When looking at the number of neutrons in an atom, we must take into account both the atomic number and the atomic weight. The atomic number tells us the number of protons in the nucleus, and the atomic weight tells us the average mass of the atom. From this information, we can calculate the number of neutrons in the nucleus by subtracting the atomic number from the atomic weight.
For astatine, the atomic number is 85 and the atomic weight is 210. This means that astatine has 125 neutrons in its nucleus.
What is Astatine Used For?
Astatine is a highly radioactive element and has no known uses in industry or commerce. However, it has been used in a few medical treatments and research projects. For example, astatine-211 has been used in the treatment of certain types of cancer, as well as in the diagnosis of certain diseases. It has also been used in some research projects to study the behavior of certain particles.
Astatine is an element with an atomic number of 85, an atomic symbol of At, and an atomic weight of 210. This element has thirty known isotopes, with the most common being At-210 and Am-211. When looking at the number of neutrons in an atom, we must take into account both the atomic number and the atomic weight. From this information, we can calculate the number of neutrons in the nucleus by subtracting the atomic number from the atomic weight. For astatine, the atomic number is 85 and the atomic weight is 210, meaning that astatine has 125 neutrons in its nucleus. Though astatine is a highly radioactive element and has no known uses in industry or commerce, it has been used in a few medical treatments and research projects.
What element has 44 neutrons and 35 electrons?
Atoms are composed of three subatomic particles: protons, neutrons, and electrons. The number of protons and electrons are the same in a neutral atom, and the number of neutrons can vary.
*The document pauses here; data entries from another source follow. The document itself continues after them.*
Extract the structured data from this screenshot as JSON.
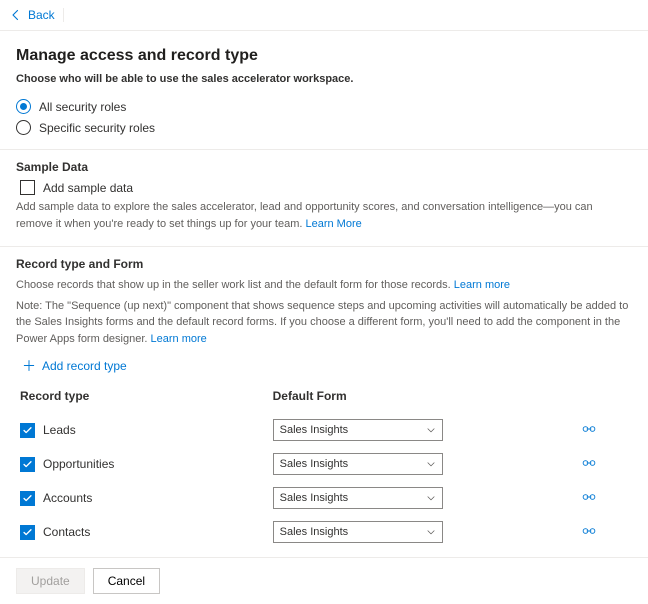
{
  "back_label": "Back",
  "title": "Manage access and record type",
  "subtitle": "Choose who will be able to use the sales accelerator workspace.",
  "roles": {
    "all": {
      "label": "All security roles",
      "selected": true
    },
    "specific": {
      "label": "Specific security roles",
      "selected": false
    }
  },
  "sample": {
    "section_title": "Sample Data",
    "checkbox_label": "Add sample data",
    "checked": false,
    "help": "Add sample data to explore the sales accelerator, lead and opportunity scores, and conversation intelligence—you can remove it when you're ready to set things up for your team. ",
    "learn_more": "Learn More"
  },
  "recordtype": {
    "section_title": "Record type and Form",
    "help1": "Choose records that show up in the seller work list and the default form for those records. ",
    "learn_more1": "Learn more",
    "help2": "Note: The \"Sequence (up next)\" component that shows sequence steps and upcoming activities will automatically be added to the Sales Insights forms and the default record forms. If you choose a different form, you'll need to add the component in the Power Apps form designer. ",
    "learn_more2": "Learn more",
    "add_label": "Add record type",
    "col_record": "Record type",
    "col_form": "Default Form",
    "rows": [
      {
        "label": "Leads",
        "checked": true,
        "form": "Sales Insights"
      },
      {
        "label": "Opportunities",
        "checked": true,
        "form": "Sales Insights"
      },
      {
        "label": "Accounts",
        "checked": true,
        "form": "Sales Insights"
      },
      {
        "label": "Contacts",
        "checked": true,
        "form": "Sales Insights"
      }
    ]
  },
  "footer": {
    "update": "Update",
    "cancel": "Cancel"
  }
}
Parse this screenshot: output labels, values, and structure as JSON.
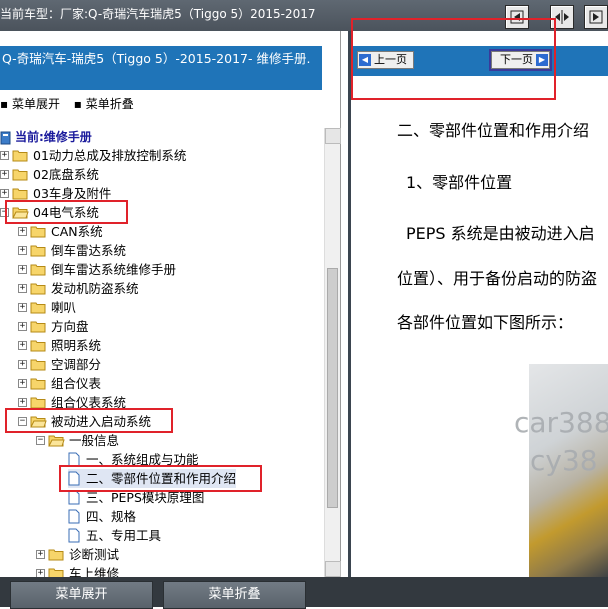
{
  "topbar": {
    "title": "当前车型：厂家:Q-奇瑞汽车瑞虎5（Tiggo 5）2015-2017"
  },
  "left": {
    "header": "Q-奇瑞汽车-瑞虎5（Tiggo 5）-2015-2017- 维修手册.",
    "expand_link": "菜单展开",
    "collapse_link": "菜单折叠",
    "current_label": "当前:维修手册",
    "tree": {
      "i1": "01动力总成及排放控制系统",
      "i2": "02底盘系统",
      "i3": "03车身及附件",
      "i4": "04电气系统",
      "i5": "CAN系统",
      "i6": "倒车雷达系统",
      "i7": "倒车雷达系统维修手册",
      "i8": "发动机防盗系统",
      "i9": "喇叭",
      "i10": "方向盘",
      "i11": "照明系统",
      "i12": "空调部分",
      "i13": "组合仪表",
      "i14": "组合仪表系统",
      "i15": "被动进入启动系统",
      "i16": "一般信息",
      "i17": "一、系统组成与功能",
      "i18": "二、零部件位置和作用介绍",
      "i19": "三、PEPS模块原理图",
      "i20": "四、规格",
      "i21": "五、专用工具",
      "i22": "诊断测试",
      "i23": "车上维修"
    }
  },
  "right": {
    "prev_label": "上一页",
    "next_label": "下一页",
    "heading": "二、零部件位置和作用介绍",
    "sub_heading": "1、零部件位置",
    "para1": "PEPS 系统是由被动进入启",
    "para2": "位置）、用于备份启动的防盗",
    "para3": "各部件位置如下图所示：",
    "watermark1": "car388",
    "watermark2": "cy38"
  },
  "bottom": {
    "expand_button": "菜单展开",
    "collapse_button": "菜单折叠"
  },
  "colors": {
    "header_blue": "#1f74b8",
    "highlight_red": "#e0222a"
  }
}
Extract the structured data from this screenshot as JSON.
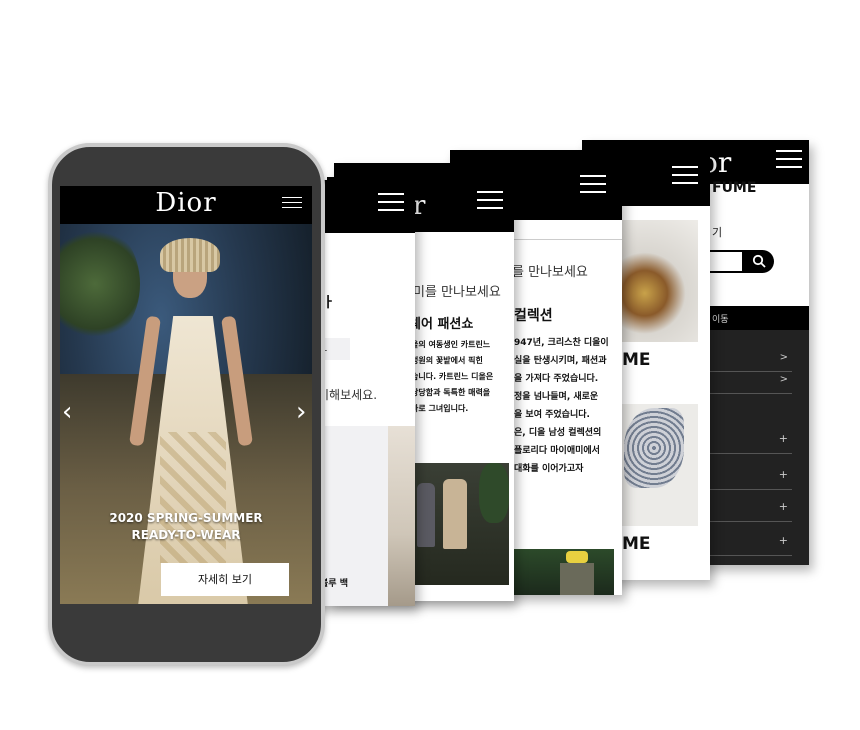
{
  "brand": {
    "logo": "Dior"
  },
  "phone": {
    "hero_title_line1": "2020 SPRING-SUMMER",
    "hero_title_line2": "READY-TO-WEAR",
    "cta_label": "자세히 보기",
    "prev_icon": "chevron-left-icon",
    "next_icon": "chevron-right-icon"
  },
  "cards": {
    "c1": {
      "frag_header": "ㅏ",
      "frag_gray": "ㄴ",
      "frag_text": "비해보세요.",
      "frag_caption": "블루 백"
    },
    "c2": {
      "logo_frag": "r",
      "subtitle": "미를 만나보세요",
      "heading": "웨어 패션쇼",
      "body": [
        "울의 여동생인 카트린느",
        "정원의 꽃밭에서 픽힌",
        "습니다. 카트린느 디올은",
        "당당함과 독특한 매력을",
        "바로 그녀입니다."
      ]
    },
    "c3": {
      "subtitle": "를 만나보세요",
      "heading": "컬렉션",
      "body": [
        "947년, 크리스찬 디올이",
        "실을 탄생시키며, 패션과",
        "을 가져다 주었습니다.",
        "정을 넘나들며, 새로운",
        "을 보여 주었습니다.",
        "은, 디올 남성 컬렉션의",
        "플로리다 마이애미에서",
        "대화를 이어가고자"
      ]
    },
    "c4": {
      "label1": "ME",
      "label2": "ME"
    },
    "c5": {
      "logo_frag": "ior",
      "title_frag": "FUME",
      "search_label": "기",
      "search_icon": "search-icon",
      "nav_label": "이동",
      "rows": [
        ">",
        ">",
        "+",
        "+",
        "+",
        "+"
      ]
    }
  }
}
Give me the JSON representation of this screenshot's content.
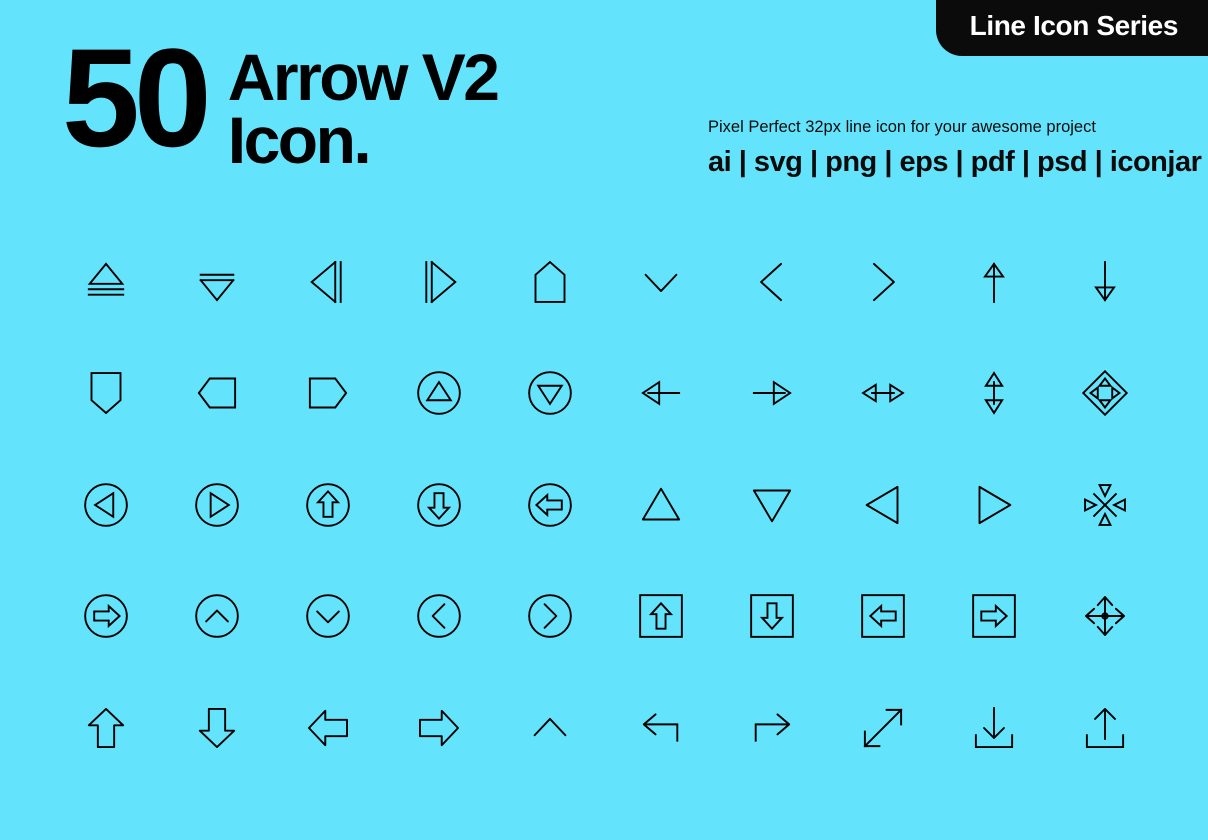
{
  "background_color": "#64e4fc",
  "ink_color": "#000000",
  "badge": {
    "label": "Line Icon Series",
    "bg_color": "#0b0b0b",
    "text_color": "#ffffff"
  },
  "header": {
    "count": "50",
    "title_line1": "Arrow V2",
    "title_line2": "Icon."
  },
  "info": {
    "subtitle": "Pixel Perfect 32px line icon for your awesome project",
    "formats": "ai | svg | png | eps | pdf | psd | iconjar"
  },
  "grid": {
    "columns": 10,
    "rows": 5,
    "icons": [
      {
        "name": "eject-icon",
        "label": "eject"
      },
      {
        "name": "triangle-down-bar-icon",
        "label": "triangle down with bar"
      },
      {
        "name": "triangle-left-bar-icon",
        "label": "triangle left with bar"
      },
      {
        "name": "triangle-right-bar-icon",
        "label": "triangle right with bar"
      },
      {
        "name": "pentagon-up-icon",
        "label": "pentagon up"
      },
      {
        "name": "chevron-down-icon",
        "label": "chevron down"
      },
      {
        "name": "chevron-left-icon",
        "label": "chevron left"
      },
      {
        "name": "chevron-right-icon",
        "label": "chevron right"
      },
      {
        "name": "arrow-up-thin-icon",
        "label": "arrow up thin"
      },
      {
        "name": "arrow-down-thin-icon",
        "label": "arrow down thin"
      },
      {
        "name": "pentagon-down-icon",
        "label": "pentagon down"
      },
      {
        "name": "tag-left-icon",
        "label": "tag left"
      },
      {
        "name": "tag-right-icon",
        "label": "tag right"
      },
      {
        "name": "circle-triangle-up-icon",
        "label": "circle triangle up"
      },
      {
        "name": "circle-triangle-down-icon",
        "label": "circle triangle down"
      },
      {
        "name": "arrow-left-icon",
        "label": "arrow left"
      },
      {
        "name": "arrow-right-icon",
        "label": "arrow right"
      },
      {
        "name": "arrows-horizontal-icon",
        "label": "arrows horizontal"
      },
      {
        "name": "arrows-vertical-icon",
        "label": "arrows vertical"
      },
      {
        "name": "move-diamond-icon",
        "label": "move diamond four way"
      },
      {
        "name": "circle-triangle-left-icon",
        "label": "circle triangle left"
      },
      {
        "name": "circle-triangle-right-icon",
        "label": "circle triangle right"
      },
      {
        "name": "circle-arrow-up-icon",
        "label": "circle arrow up"
      },
      {
        "name": "circle-arrow-down-icon",
        "label": "circle arrow down"
      },
      {
        "name": "circle-arrow-left-icon",
        "label": "circle arrow left"
      },
      {
        "name": "triangle-up-icon",
        "label": "triangle up"
      },
      {
        "name": "triangle-down-icon",
        "label": "triangle down"
      },
      {
        "name": "triangle-left-icon",
        "label": "triangle left"
      },
      {
        "name": "triangle-right-icon",
        "label": "triangle right"
      },
      {
        "name": "collapse-four-way-icon",
        "label": "collapse four way"
      },
      {
        "name": "circle-arrow-right-icon",
        "label": "circle arrow right"
      },
      {
        "name": "circle-chevron-up-icon",
        "label": "circle chevron up"
      },
      {
        "name": "circle-chevron-down-icon",
        "label": "circle chevron down"
      },
      {
        "name": "circle-chevron-left-icon",
        "label": "circle chevron left"
      },
      {
        "name": "circle-chevron-right-icon",
        "label": "circle chevron right"
      },
      {
        "name": "square-arrow-up-icon",
        "label": "square arrow up"
      },
      {
        "name": "square-arrow-down-icon",
        "label": "square arrow down"
      },
      {
        "name": "square-arrow-left-icon",
        "label": "square arrow left"
      },
      {
        "name": "square-arrow-right-icon",
        "label": "square arrow right"
      },
      {
        "name": "move-cross-icon",
        "label": "move cross four way"
      },
      {
        "name": "block-arrow-up-icon",
        "label": "block arrow up"
      },
      {
        "name": "block-arrow-down-icon",
        "label": "block arrow down"
      },
      {
        "name": "block-arrow-left-icon",
        "label": "block arrow left"
      },
      {
        "name": "block-arrow-right-icon",
        "label": "block arrow right"
      },
      {
        "name": "chevron-up-icon",
        "label": "chevron up"
      },
      {
        "name": "arrow-corner-left-icon",
        "label": "arrow turn left"
      },
      {
        "name": "arrow-corner-right-icon",
        "label": "arrow turn right"
      },
      {
        "name": "diagonal-expand-icon",
        "label": "diagonal expand"
      },
      {
        "name": "download-icon",
        "label": "download"
      },
      {
        "name": "upload-icon",
        "label": "upload"
      }
    ]
  }
}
Therefore, the number of neutrons and electrons can be determined based on the atomic number and mass number of the element.
When it comes to determining the number of protons, neutrons, and electrons in an atom, the first step is to identify the atomic number and mass number of the element. The atomic number is the number of protons in an atom, and the mass number is the sum of the number of protons and neutrons.
For example, bromine has an atomic number of 35 and a mass number of 79. This means that there are 35 protons and 44 neutrons in the atom. As the number of protons and electrons are the same, there must also be 35 electrons in the atom.
But why is it important to know the number of protons, neutrons, and electrons in an atom?
Knowing the number of protons, neutrons, and electrons in an atom is important as it can help us to identify the element and understand its behavior. The number of protons determines the element, and the number of neutrons affects the stability of the atom.
The number of electrons also affects the stability of the atom. The number of electrons in the outer shell of an atom determines the reactivity of the atom. Atoms with full outer shells are more stable than atoms with partially filled shells, and atoms tend to form ions in order to become more stable.
What is an isotope?
An isotope is an atom of the same element, but with a different number of neutrons. Isotopes of an element can have different properties due to their different mass numbers. For example, the isotope of bromine, bromine-79, has 44 neutrons, 35 protons, and 35 electrons.
Knowing the number of protons, neutrons, and electrons in an atom is important to identify the element and understand its behavior. The atomic number is the number of protons in an atom, and the mass number is the sum of the number of protons and neutrons. The number of electrons in the outer shell of an atom affects its reactivity, and isotopes of an element have different properties due to their different mass numbers. Bromine-79 has 44 neutrons, 35 protons, and 35 electrons.